Shore explained that this “weird shift” occurred because believers began to realize that their lives in 17th-century England were so different from the life of Jesus, who lived in first-century Palestine, that they should adapt Christian teachings to modern culture.

“That’s only the kind of thing I can know or make a claim about with any reasonable degree of certainty because I have searchable digital archives like Google Books,” Shore said.

Shore bridges technology and text in another current project, Six Degrees of Francis Bacon, which studies not sentences or words but the authors who create them. Last July, Google awarded a grant for the project to Shore and his research collaborators at Carnegie Mellon University, Christopher Warren, Mike Feingold, and Cosma Shalizi.

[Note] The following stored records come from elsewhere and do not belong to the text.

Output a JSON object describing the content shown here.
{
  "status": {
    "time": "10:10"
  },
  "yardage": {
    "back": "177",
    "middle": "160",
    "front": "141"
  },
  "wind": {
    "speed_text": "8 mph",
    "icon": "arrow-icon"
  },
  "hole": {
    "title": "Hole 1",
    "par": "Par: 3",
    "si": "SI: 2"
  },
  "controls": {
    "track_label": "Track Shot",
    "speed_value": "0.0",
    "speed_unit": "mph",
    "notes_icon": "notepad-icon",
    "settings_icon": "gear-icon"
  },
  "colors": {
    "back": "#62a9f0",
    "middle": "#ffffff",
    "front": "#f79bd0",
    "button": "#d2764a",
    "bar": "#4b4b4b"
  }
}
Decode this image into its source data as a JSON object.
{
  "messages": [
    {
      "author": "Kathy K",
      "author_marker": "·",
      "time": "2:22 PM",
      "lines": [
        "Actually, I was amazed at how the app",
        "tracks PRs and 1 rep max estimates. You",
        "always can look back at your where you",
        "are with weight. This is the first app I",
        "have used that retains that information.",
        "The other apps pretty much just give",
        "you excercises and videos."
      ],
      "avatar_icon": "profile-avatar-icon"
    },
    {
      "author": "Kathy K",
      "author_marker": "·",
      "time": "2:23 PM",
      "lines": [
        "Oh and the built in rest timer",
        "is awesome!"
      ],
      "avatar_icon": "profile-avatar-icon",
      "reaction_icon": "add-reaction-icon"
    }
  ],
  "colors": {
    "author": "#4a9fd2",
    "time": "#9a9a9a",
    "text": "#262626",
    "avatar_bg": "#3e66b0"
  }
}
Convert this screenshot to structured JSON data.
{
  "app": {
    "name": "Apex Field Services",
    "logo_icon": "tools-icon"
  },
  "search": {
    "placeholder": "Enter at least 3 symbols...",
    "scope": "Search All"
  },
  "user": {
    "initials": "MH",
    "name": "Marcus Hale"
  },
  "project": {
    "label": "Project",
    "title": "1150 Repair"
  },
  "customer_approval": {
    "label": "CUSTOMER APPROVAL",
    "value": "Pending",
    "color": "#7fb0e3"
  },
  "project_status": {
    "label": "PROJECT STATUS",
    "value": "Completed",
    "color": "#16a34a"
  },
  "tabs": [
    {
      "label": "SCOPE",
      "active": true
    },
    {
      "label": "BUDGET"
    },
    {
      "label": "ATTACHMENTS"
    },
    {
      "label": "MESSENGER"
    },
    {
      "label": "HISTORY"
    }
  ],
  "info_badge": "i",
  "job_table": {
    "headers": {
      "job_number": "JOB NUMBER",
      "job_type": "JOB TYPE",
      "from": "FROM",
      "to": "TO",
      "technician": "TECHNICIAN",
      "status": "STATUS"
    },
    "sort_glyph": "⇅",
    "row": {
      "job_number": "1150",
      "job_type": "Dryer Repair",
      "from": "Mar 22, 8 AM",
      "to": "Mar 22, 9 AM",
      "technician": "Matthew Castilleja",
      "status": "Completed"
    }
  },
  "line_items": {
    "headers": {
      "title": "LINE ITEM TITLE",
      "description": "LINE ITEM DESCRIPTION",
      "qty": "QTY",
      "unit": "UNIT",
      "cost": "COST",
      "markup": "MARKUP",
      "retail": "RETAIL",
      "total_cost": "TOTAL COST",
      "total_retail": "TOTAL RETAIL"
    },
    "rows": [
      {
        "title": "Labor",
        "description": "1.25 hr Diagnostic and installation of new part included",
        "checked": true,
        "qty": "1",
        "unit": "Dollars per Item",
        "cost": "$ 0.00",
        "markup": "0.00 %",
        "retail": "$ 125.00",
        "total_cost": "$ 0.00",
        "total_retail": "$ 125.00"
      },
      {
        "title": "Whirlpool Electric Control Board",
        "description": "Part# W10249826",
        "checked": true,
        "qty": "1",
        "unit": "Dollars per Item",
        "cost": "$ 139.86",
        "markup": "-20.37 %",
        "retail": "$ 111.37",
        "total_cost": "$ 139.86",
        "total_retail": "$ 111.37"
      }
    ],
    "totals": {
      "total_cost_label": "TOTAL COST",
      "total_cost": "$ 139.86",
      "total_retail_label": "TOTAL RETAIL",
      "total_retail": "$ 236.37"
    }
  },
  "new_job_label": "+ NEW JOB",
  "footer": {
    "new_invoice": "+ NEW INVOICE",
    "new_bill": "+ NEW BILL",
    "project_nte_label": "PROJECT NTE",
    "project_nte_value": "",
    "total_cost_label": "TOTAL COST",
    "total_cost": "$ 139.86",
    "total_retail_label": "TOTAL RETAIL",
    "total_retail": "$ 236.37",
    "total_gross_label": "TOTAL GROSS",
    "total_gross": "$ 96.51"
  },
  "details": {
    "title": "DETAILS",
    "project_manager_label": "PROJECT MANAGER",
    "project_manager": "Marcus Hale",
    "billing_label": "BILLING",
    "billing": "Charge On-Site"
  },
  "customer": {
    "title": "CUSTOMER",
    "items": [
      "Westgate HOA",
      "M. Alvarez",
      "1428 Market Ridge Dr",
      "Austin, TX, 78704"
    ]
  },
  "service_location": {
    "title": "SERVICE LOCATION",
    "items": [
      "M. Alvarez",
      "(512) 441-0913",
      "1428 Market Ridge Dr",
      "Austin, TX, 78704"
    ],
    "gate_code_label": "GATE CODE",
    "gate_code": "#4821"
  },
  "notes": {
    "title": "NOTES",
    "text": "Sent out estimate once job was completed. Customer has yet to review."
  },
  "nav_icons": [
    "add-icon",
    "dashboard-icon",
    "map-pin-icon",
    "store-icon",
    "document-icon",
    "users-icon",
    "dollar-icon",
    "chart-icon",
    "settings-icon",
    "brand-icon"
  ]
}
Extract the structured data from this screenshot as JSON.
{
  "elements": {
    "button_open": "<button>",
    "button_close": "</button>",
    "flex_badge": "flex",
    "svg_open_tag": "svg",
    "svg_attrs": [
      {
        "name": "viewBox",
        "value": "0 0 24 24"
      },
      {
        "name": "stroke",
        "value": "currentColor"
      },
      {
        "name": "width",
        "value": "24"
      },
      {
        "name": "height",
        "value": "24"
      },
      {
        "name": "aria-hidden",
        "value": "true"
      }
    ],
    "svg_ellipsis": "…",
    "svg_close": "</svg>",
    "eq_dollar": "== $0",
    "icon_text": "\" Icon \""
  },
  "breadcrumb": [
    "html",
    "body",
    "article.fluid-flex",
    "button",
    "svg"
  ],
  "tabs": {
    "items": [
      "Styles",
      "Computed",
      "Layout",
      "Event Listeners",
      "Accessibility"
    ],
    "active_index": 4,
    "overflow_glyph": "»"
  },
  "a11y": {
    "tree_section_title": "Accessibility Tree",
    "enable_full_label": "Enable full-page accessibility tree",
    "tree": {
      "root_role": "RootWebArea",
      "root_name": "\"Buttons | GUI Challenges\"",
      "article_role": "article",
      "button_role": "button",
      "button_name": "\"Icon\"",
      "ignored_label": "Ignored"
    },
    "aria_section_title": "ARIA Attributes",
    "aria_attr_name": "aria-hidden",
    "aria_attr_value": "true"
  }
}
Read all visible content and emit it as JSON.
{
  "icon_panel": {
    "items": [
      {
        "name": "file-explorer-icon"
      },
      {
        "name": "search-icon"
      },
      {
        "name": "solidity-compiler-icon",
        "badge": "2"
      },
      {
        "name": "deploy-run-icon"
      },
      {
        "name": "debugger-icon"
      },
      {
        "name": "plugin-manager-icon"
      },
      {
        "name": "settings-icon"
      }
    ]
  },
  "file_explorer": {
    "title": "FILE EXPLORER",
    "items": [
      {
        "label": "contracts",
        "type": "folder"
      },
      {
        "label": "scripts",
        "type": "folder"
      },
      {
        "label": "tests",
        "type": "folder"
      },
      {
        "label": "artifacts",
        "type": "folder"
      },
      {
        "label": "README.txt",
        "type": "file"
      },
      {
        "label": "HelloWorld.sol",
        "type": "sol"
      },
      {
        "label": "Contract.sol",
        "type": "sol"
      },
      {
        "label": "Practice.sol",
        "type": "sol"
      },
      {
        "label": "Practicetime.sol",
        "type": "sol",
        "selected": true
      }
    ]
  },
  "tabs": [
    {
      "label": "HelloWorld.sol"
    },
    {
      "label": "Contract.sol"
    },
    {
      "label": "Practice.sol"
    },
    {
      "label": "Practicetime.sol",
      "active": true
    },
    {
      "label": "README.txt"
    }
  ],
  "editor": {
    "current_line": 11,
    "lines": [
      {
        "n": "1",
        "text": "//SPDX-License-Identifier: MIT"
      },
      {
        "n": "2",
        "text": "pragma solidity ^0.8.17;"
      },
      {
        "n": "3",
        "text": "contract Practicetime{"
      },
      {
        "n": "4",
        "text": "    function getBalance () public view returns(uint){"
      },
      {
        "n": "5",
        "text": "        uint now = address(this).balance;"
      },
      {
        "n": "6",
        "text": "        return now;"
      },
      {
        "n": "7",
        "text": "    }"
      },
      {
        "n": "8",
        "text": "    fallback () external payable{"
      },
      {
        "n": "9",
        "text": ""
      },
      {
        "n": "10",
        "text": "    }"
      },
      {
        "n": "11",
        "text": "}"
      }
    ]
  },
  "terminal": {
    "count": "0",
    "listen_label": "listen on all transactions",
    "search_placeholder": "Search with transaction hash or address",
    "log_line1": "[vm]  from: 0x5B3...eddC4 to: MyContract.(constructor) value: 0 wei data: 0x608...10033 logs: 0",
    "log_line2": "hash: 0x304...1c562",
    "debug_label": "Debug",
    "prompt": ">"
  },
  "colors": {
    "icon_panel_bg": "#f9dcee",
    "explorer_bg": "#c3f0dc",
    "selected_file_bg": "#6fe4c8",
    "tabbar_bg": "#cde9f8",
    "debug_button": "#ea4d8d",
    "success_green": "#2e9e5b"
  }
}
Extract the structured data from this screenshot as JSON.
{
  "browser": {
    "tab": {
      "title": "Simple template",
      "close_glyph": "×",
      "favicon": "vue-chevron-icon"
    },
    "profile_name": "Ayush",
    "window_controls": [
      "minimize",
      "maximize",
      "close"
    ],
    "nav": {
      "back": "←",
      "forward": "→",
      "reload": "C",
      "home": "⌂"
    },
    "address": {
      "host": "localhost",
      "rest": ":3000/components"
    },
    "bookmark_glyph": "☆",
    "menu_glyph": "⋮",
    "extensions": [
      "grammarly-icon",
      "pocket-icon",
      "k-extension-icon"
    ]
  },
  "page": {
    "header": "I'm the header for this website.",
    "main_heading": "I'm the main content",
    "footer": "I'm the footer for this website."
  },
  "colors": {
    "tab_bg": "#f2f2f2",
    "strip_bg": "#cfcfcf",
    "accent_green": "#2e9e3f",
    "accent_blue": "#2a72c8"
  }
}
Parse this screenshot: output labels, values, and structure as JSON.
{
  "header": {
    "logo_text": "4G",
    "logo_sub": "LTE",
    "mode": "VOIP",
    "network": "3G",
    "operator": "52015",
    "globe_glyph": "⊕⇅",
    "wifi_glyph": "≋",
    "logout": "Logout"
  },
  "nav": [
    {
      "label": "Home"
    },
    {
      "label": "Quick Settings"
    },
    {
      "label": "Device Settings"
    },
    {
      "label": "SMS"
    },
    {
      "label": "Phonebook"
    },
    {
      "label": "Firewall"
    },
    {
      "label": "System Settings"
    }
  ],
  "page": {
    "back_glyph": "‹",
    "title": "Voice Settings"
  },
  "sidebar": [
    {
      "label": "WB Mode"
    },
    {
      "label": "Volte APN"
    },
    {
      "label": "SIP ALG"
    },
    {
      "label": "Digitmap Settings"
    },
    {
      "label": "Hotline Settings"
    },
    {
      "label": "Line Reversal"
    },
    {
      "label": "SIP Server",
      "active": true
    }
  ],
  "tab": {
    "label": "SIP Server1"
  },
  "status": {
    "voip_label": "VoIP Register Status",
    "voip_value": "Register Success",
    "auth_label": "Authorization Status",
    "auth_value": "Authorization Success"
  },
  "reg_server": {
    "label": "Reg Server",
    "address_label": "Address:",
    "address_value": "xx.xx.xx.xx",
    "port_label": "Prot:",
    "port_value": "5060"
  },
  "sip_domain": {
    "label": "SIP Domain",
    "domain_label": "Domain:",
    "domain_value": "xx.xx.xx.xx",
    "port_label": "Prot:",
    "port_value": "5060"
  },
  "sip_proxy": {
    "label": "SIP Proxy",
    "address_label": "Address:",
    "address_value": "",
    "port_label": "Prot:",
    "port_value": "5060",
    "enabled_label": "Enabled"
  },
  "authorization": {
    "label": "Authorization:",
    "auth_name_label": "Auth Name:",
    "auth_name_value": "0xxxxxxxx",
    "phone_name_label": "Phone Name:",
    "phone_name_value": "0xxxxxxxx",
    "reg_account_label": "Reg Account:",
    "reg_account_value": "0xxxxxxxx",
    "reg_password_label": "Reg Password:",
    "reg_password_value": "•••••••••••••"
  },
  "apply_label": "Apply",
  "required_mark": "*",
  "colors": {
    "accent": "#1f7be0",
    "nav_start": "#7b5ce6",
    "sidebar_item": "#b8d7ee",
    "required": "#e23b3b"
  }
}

Named in honor of the pop-cultural game that associates people with actor Kevin Bacon, the version Shore is engineering finds links between historical figures who lived in the same era.

“Suppose you think, ‘How is John Milton connected to George Fox, who founded the Quakers in the late 1640s and early 1650s?’ By mapping out the connections, you can create a synthetic picture of the way Milton was related,” Shore said. “At three degrees, for example: Milton knew George Fleetwood, George Fleetwood knew Gervase Babington, and Gervase Babington knew George Fox.

“That fact in itself may not be significant,” he said, “but considered alongside other relationships, it can turn up a fuller picture of how people were associated in the period.”

Shore hopes that by founding a statistics-powered “social network” for luminaries of the 17th century—one that visually resembles Facebook and incorporates the open-edit features of Wikipedia—their works can be better understood by scholars and the general public.

“Texts don’t exist in isolation. Everyone is always writing and composing text by taking material from the people they’re reading or from conversations they’re having with friends,” he said. “If we want to understand how texts come to be the way they are, we have to understand the relationships between authors, their associates, and other writings.”

—Brittany Coombs